I just, on the whole, loved the way this novel did the characterizations. It’s a slow burn, but I read this book over the course of two weeks during my commutes to work and lunch breaks. I could put it down, pick it back up, and feel like I knew what these characters were thinking and feeling in their encounters with appropriately articulated tensions. I knew who Stella was – I recognized her insecurities with her protectiveness over her only son remaining, the loss she felt with the accident, and even the broken relationship she had with her husband. I understood her need, her implied longing for a connection, but I also understood her reactive distancing (even when it was annoying as all heck). I understood Matthew’s character – his need for connection with Stella, his ex-wife and family, his indecisiveness/unwillingness to let go (even when it made me want to rage), but perhaps that was even further punctuated by his own insecurities revealed with an incident that ties to the thematic of the novel (and ultimately the book’s title).
I loved Jen, even with the little times we see her in the novel (she gives the novel some good points of humor). Tristan I thought felt like a real 16-year old boy with his own insecurities, briefly noted through the narrative.

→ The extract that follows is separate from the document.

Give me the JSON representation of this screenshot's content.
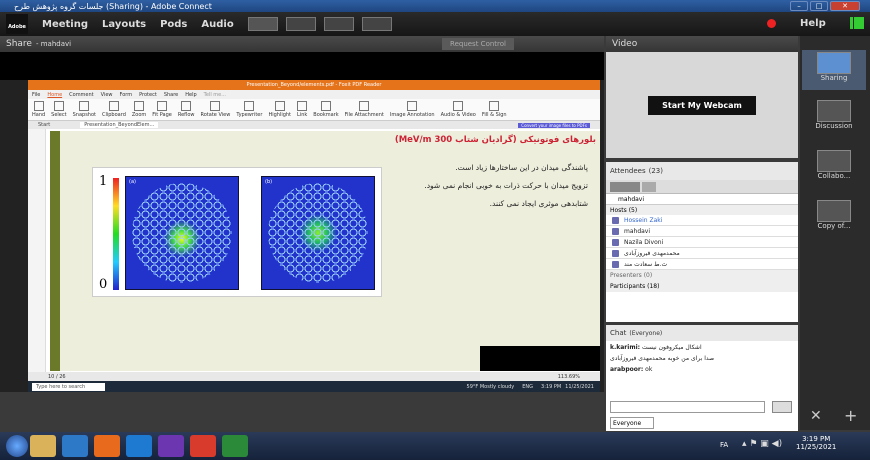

Cynthia’s characterization was strong for being Jeff’s new wife, and I thought she came across as well rounded, even with her brief focus. Caroline and the kids (Matthew’s ex-wife and children) had brief focus, but even for the momentary glimpse, I could see how they fit into the larger part of this story. I just – it’s like having a lens into all of these characters lives and seeing how they interact. It’s handled maturely, and the development is there, even if the scenarios themselves and the way you feel about the characters may be hit or miss. I actually think the third-person narration worked really well for it, though there are times, when the narrative hits the flashbacks to give a greater eye, it may come across a bit jarring/awkward.
I’m glad that I had the chance to savor the story for what it offered. Strong writing, strong development, maybe some parts of it I was a little at odds about the progression/transition and character responses, but I still liked the story and experience it provided. It did give me feels, and even a few chuckles for humored moments, but all felt like a real glimpse into Stella’s experiences for what they provided.
Overall score: 3.5/5 stars
Note: I received this as an ARC from NetGalley from Harlequin MIRA, but I also bought a copy of the book as well.